**TASK DETAILS**
Print, exactly and completely, the data that appears below.

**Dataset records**
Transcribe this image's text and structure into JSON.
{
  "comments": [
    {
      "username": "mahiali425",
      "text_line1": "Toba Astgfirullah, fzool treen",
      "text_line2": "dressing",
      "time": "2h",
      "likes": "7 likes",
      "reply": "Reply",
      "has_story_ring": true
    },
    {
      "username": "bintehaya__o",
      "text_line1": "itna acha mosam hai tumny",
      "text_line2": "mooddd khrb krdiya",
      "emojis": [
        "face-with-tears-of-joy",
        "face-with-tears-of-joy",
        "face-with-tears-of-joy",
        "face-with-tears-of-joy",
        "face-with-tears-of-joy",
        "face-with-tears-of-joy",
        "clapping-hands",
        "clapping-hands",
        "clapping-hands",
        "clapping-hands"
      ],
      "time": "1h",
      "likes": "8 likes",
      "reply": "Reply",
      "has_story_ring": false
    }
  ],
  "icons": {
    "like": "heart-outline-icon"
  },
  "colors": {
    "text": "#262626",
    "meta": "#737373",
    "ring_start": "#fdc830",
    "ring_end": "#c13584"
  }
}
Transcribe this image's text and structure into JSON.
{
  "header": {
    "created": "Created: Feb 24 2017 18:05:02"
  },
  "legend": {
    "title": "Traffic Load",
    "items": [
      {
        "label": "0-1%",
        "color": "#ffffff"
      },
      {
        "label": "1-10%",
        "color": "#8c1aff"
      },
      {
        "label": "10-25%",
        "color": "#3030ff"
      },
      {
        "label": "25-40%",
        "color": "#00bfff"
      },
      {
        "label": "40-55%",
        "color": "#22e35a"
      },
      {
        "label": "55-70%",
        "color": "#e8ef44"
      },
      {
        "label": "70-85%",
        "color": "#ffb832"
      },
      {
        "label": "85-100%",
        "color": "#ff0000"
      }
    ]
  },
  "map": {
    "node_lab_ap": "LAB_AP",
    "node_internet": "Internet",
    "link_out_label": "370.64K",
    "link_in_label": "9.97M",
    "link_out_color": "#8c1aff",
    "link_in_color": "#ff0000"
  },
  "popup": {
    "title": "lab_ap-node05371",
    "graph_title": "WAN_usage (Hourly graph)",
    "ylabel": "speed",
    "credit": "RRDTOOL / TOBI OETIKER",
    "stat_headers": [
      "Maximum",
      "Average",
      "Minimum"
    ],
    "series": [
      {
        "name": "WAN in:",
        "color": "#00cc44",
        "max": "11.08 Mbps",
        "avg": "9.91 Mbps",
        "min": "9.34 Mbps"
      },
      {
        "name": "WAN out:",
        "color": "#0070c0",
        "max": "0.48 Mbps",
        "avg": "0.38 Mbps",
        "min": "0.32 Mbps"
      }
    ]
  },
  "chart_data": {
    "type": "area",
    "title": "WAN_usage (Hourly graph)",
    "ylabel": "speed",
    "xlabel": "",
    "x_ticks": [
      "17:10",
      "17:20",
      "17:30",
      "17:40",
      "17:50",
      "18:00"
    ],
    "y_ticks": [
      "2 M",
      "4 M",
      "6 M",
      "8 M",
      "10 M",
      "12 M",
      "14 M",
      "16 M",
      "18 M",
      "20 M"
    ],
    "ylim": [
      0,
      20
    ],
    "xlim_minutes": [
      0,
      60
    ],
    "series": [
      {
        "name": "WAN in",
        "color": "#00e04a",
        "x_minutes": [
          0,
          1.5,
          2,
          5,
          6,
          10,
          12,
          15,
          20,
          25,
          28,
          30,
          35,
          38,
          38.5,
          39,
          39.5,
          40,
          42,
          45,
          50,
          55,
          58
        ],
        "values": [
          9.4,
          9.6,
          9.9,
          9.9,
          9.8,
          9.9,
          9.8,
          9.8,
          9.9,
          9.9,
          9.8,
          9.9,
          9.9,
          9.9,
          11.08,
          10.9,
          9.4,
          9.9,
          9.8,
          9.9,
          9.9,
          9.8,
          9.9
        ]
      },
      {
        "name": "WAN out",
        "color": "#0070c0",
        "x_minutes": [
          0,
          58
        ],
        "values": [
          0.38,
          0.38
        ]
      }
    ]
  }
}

**SOLUTION FOR THIS PROBLEM**
Transcribe this image's text and structure into JSON.
{
  "comments": [
    {
      "username": "mahiali425",
      "text_line1": "Toba Astgfirullah, fzool treen",
      "text_line2": "dressing",
      "time": "2h",
      "likes": "7 likes",
      "reply": "Reply",
      "has_story_ring": true
    },
    {
      "username": "bintehaya__o",
      "text_line1": "itna acha mosam hai tumny",
      "text_line2": "mooddd khrb krdiya",
      "emojis": [
        "face-with-tears-of-joy",
        "face-with-tears-of-joy",
        "face-with-tears-of-joy",
        "face-with-tears-of-joy",
        "face-with-tears-of-joy",
        "face-with-tears-of-joy",
        "clapping-hands",
        "clapping-hands",
        "clapping-hands",
        "clapping-hands"
      ],
      "time": "1h",
      "likes": "8 likes",
      "reply": "Reply",
      "has_story_ring": false
    }
  ],
  "icons": {
    "like": "heart-outline-icon"
  },
  "colors": {
    "text": "#262626",
    "meta": "#737373",
    "ring_start": "#fdc830",
    "ring_end": "#c13584"
  }
}
Transcribe this image's text and structure into JSON.
{
  "header": {
    "created": "Created: Feb 24 2017 18:05:02"
  },
  "legend": {
    "title": "Traffic Load",
    "items": [
      {
        "label": "0-1%",
        "color": "#ffffff"
      },
      {
        "label": "1-10%",
        "color": "#8c1aff"
      },
      {
        "label": "10-25%",
        "color": "#3030ff"
      },
      {
        "label": "25-40%",
        "color": "#00bfff"
      },
      {
        "label": "40-55%",
        "color": "#22e35a"
      },
      {
        "label": "55-70%",
        "color": "#e8ef44"
      },
      {
        "label": "70-85%",
        "color": "#ffb832"
      },
      {
        "label": "85-100%",
        "color": "#ff0000"
      }
    ]
  },
  "map": {
    "node_lab_ap": "LAB_AP",
    "node_internet": "Internet",
    "link_out_label": "370.64K",
    "link_in_label": "9.97M",
    "link_out_color": "#8c1aff",
    "link_in_color": "#ff0000"
  },
  "popup": {
    "title": "lab_ap-node05371",
    "graph_title": "WAN_usage (Hourly graph)",
    "ylabel": "speed",
    "credit": "RRDTOOL / TOBI OETIKER",
    "stat_headers": [
      "Maximum",
      "Average",
      "Minimum"
    ],
    "series": [
      {
        "name": "WAN in:",
        "color": "#00cc44",
        "max": "11.08 Mbps",
        "avg": "9.91 Mbps",
        "min": "9.34 Mbps"
      },
      {
        "name": "WAN out:",
        "color": "#0070c0",
        "max": "0.48 Mbps",
        "avg": "0.38 Mbps",
        "min": "0.32 Mbps"
      }
    ]
  },
  "chart_data": {
    "type": "area",
    "title": "WAN_usage (Hourly graph)",
    "ylabel": "speed",
    "xlabel": "",
    "x_ticks": [
      "17:10",
      "17:20",
      "17:30",
      "17:40",
      "17:50",
      "18:00"
    ],
    "y_ticks": [
      "2 M",
      "4 M",
      "6 M",
      "8 M",
      "10 M",
      "12 M",
      "14 M",
      "16 M",
      "18 M",
      "20 M"
    ],
    "ylim": [
      0,
      20
    ],
    "xlim_minutes": [
      0,
      60
    ],
    "series": [
      {
        "name": "WAN in",
        "color": "#00e04a",
        "x_minutes": [
          0,
          1.5,
          2,
          5,
          6,
          10,
          12,
          15,
          20,
          25,
          28,
          30,
          35,
          38,
          38.5,
          39,
          39.5,
          40,
          42,
          45,
          50,
          55,
          58
        ],
        "values": [
          9.4,
          9.6,
          9.9,
          9.9,
          9.8,
          9.9,
          9.8,
          9.8,
          9.9,
          9.9,
          9.8,
          9.9,
          9.9,
          9.9,
          11.08,
          10.9,
          9.4,
          9.9,
          9.8,
          9.9,
          9.9,
          9.8,
          9.9
        ]
      },
      {
        "name": "WAN out",
        "color": "#0070c0",
        "x_minutes": [
          0,
          58
        ],
        "values": [
          0.38,
          0.38
        ]
      }
    ]
  }
}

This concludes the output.